[Try it] Go through the data below and return each line containing the word "fraction".

[Material for this task]
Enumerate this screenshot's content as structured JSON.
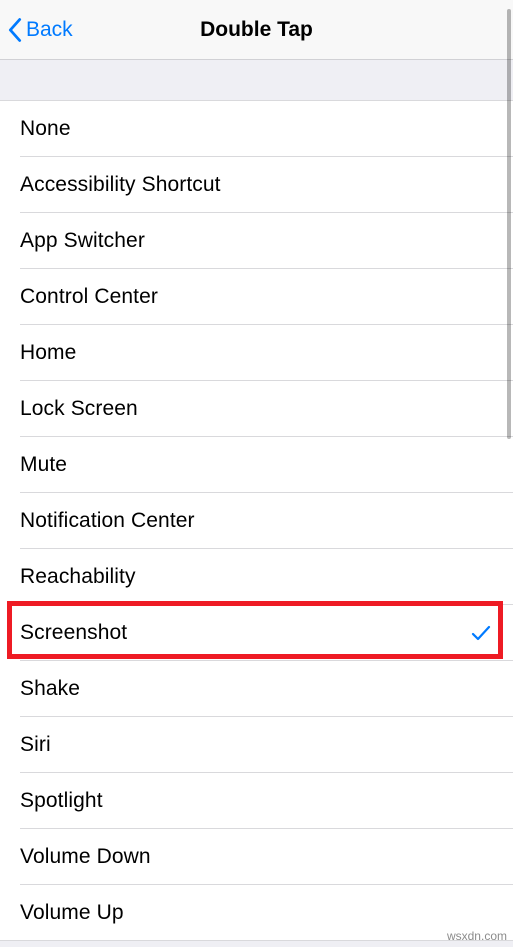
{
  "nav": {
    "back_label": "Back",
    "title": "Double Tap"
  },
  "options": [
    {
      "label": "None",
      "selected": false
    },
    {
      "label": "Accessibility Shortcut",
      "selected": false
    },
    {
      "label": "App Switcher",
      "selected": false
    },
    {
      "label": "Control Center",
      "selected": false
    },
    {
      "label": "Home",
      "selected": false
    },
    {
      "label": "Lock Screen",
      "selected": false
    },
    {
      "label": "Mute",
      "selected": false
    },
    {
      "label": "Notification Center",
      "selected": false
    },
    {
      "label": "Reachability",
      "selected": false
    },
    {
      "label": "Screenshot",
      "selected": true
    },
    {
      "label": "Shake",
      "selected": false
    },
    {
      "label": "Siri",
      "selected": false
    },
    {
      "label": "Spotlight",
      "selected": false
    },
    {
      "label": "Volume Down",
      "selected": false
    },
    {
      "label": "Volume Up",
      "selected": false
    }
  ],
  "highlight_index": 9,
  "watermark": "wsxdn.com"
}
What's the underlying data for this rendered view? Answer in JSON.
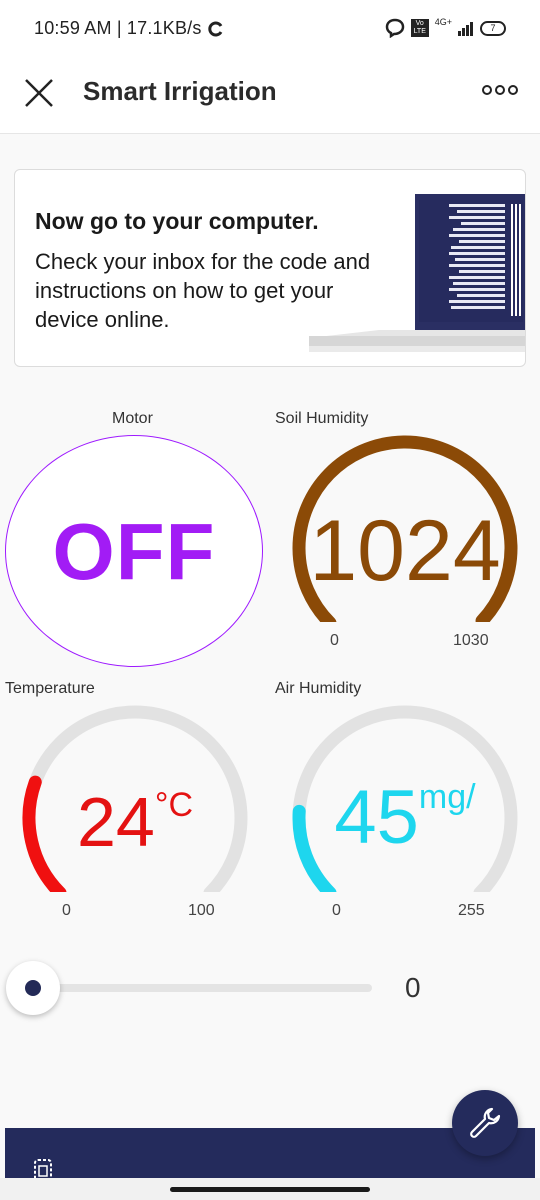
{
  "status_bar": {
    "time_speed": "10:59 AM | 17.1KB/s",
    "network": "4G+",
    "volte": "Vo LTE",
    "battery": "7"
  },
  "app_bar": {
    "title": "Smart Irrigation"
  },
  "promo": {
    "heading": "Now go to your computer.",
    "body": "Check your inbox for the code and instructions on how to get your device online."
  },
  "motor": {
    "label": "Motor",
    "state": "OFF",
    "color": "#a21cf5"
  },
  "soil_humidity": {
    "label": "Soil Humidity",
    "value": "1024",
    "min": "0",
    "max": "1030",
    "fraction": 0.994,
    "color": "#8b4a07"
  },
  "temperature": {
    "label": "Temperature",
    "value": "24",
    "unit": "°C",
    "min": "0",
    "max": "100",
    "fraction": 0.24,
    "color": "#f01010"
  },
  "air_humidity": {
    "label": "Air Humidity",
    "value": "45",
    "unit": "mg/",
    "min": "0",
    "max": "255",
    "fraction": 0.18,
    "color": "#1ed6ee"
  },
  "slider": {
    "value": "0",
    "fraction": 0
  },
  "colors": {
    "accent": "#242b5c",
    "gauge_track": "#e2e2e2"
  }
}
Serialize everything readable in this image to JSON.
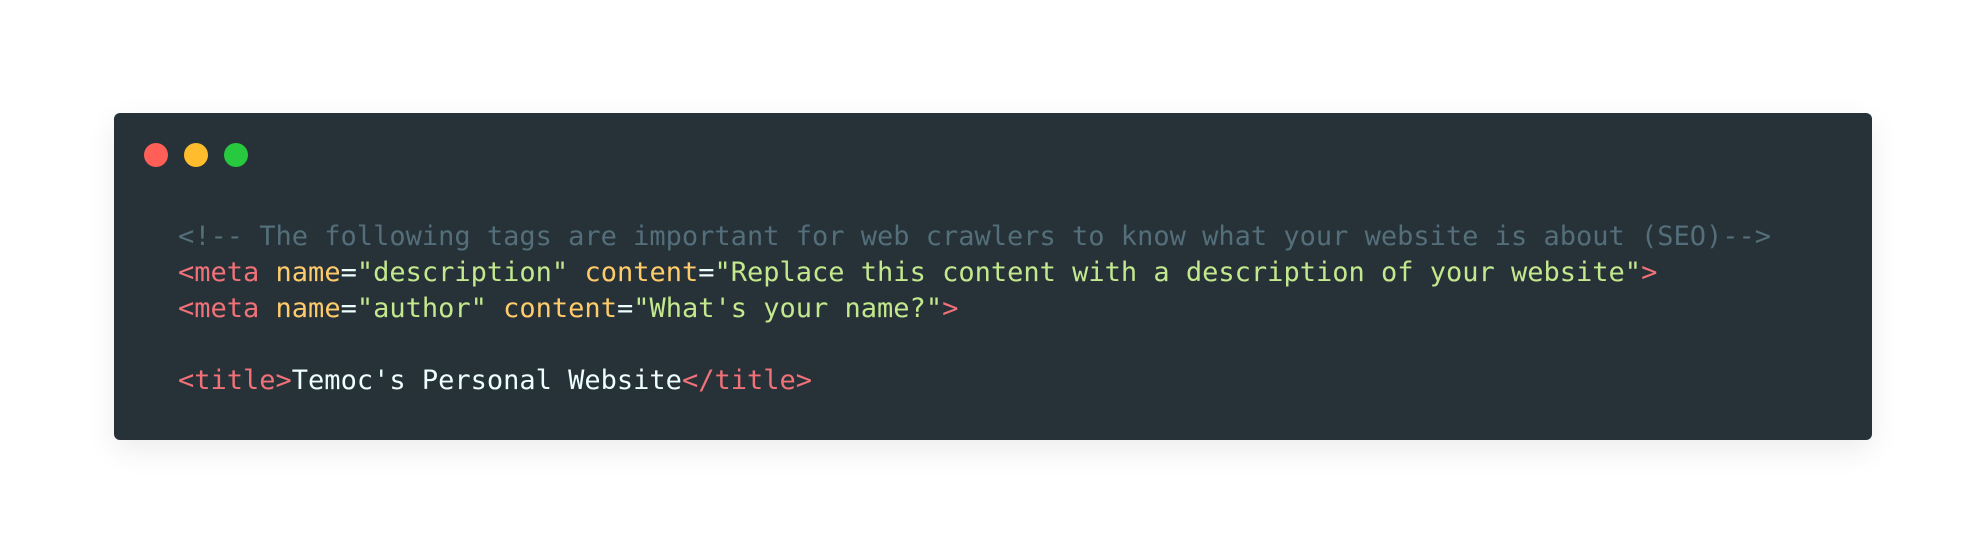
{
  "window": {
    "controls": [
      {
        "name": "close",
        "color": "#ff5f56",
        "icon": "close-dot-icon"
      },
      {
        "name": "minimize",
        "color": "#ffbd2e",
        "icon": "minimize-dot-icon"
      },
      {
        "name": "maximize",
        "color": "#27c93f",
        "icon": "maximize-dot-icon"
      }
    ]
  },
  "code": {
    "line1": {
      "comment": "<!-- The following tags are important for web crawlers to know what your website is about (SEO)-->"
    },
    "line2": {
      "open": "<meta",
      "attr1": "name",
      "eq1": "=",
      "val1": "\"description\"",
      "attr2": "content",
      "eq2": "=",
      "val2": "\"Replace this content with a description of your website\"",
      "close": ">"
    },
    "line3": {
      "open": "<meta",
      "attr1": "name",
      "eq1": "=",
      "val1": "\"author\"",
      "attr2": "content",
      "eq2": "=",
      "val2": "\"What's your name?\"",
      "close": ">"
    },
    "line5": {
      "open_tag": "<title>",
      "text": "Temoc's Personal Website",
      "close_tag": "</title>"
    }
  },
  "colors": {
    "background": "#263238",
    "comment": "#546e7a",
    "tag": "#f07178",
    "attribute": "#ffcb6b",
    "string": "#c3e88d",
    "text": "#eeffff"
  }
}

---

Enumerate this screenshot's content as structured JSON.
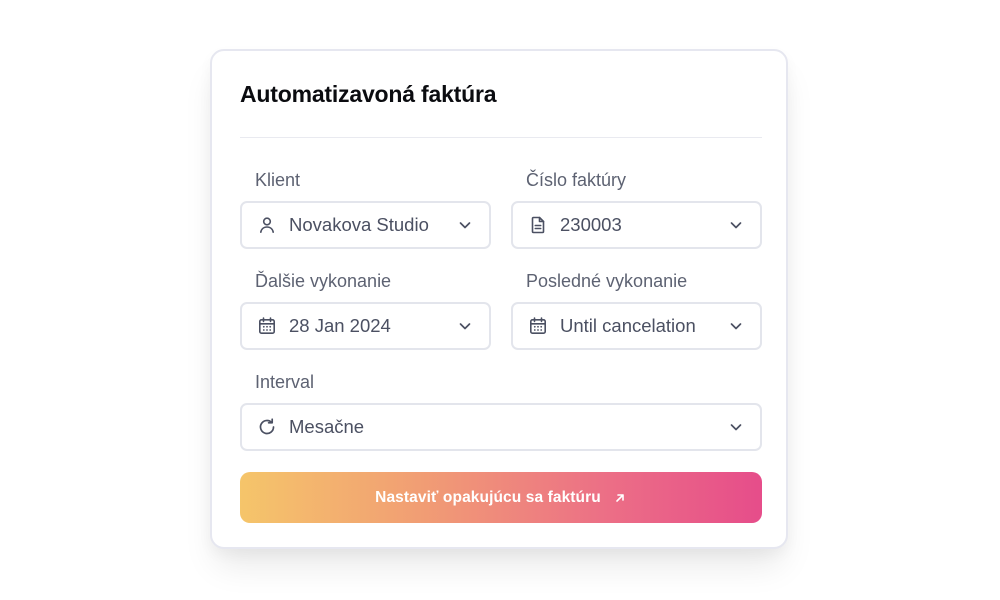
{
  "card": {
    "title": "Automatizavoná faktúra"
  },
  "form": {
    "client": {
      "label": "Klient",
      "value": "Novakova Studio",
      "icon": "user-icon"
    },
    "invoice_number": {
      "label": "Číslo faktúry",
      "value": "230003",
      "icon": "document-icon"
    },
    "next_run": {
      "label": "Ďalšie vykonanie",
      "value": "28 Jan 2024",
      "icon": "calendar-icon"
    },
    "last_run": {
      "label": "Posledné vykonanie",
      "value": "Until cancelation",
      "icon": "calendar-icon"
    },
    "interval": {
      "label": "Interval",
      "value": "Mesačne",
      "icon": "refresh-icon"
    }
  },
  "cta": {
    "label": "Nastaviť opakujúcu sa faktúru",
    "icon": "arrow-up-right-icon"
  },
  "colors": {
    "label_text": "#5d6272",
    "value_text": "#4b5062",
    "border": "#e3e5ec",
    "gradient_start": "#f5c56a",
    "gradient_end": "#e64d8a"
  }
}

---

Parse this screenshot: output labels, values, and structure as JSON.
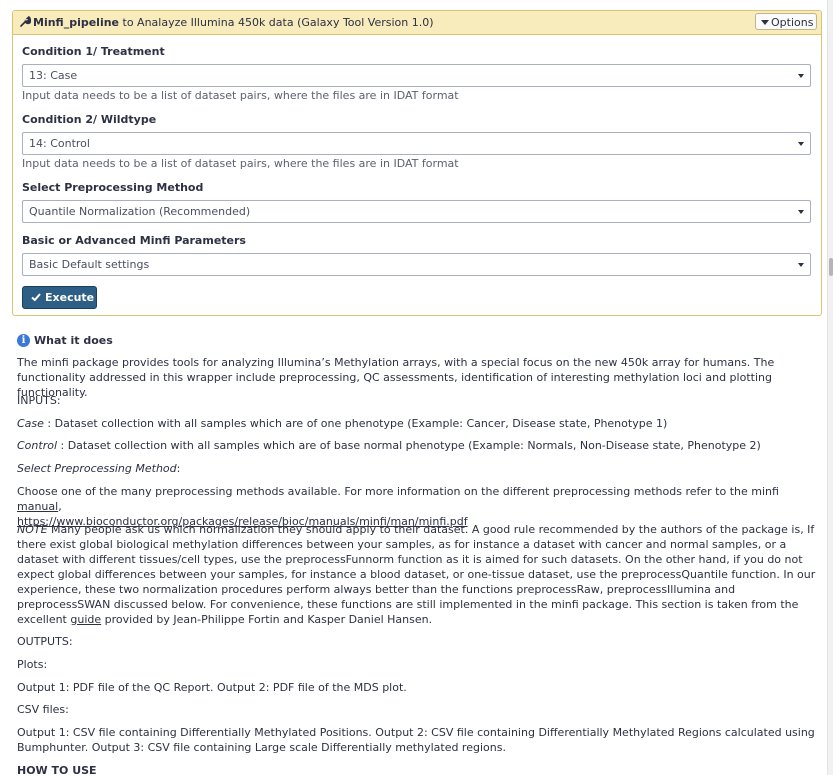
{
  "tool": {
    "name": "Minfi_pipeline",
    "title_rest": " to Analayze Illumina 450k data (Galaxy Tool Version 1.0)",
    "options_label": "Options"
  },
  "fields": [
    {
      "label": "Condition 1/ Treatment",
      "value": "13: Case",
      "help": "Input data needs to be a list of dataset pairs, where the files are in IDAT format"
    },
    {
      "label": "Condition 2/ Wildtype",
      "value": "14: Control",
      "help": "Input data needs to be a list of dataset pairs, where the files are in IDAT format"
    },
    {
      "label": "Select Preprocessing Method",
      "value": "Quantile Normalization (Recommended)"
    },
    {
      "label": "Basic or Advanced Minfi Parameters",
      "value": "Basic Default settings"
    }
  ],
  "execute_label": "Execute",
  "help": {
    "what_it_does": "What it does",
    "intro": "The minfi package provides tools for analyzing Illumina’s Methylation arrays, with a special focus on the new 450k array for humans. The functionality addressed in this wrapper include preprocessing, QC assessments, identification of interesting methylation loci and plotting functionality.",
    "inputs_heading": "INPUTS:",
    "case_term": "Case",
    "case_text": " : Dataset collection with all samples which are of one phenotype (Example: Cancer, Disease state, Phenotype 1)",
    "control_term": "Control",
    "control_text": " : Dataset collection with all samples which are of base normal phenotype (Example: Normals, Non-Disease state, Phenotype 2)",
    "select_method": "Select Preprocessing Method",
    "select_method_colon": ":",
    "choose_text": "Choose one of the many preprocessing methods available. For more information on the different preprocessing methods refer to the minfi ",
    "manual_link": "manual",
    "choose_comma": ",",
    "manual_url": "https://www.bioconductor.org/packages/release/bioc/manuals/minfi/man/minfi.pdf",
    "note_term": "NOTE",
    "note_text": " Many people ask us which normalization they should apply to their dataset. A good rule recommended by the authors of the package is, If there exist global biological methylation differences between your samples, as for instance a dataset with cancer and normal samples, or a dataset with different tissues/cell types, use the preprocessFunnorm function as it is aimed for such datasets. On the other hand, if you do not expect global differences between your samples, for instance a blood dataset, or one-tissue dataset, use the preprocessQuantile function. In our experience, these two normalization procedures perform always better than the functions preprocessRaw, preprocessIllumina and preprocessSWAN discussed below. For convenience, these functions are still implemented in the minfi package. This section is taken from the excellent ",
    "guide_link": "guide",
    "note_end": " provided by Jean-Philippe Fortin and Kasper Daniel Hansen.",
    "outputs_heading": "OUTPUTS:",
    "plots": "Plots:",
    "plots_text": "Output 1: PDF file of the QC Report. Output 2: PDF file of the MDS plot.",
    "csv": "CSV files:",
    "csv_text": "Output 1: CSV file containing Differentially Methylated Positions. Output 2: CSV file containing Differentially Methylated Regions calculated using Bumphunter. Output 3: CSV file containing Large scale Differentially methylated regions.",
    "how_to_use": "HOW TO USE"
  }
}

[Finished task]
    "fraction": 0.994,
    "fraction": 0.24,
    "fraction": 0.18,
    "fraction": 0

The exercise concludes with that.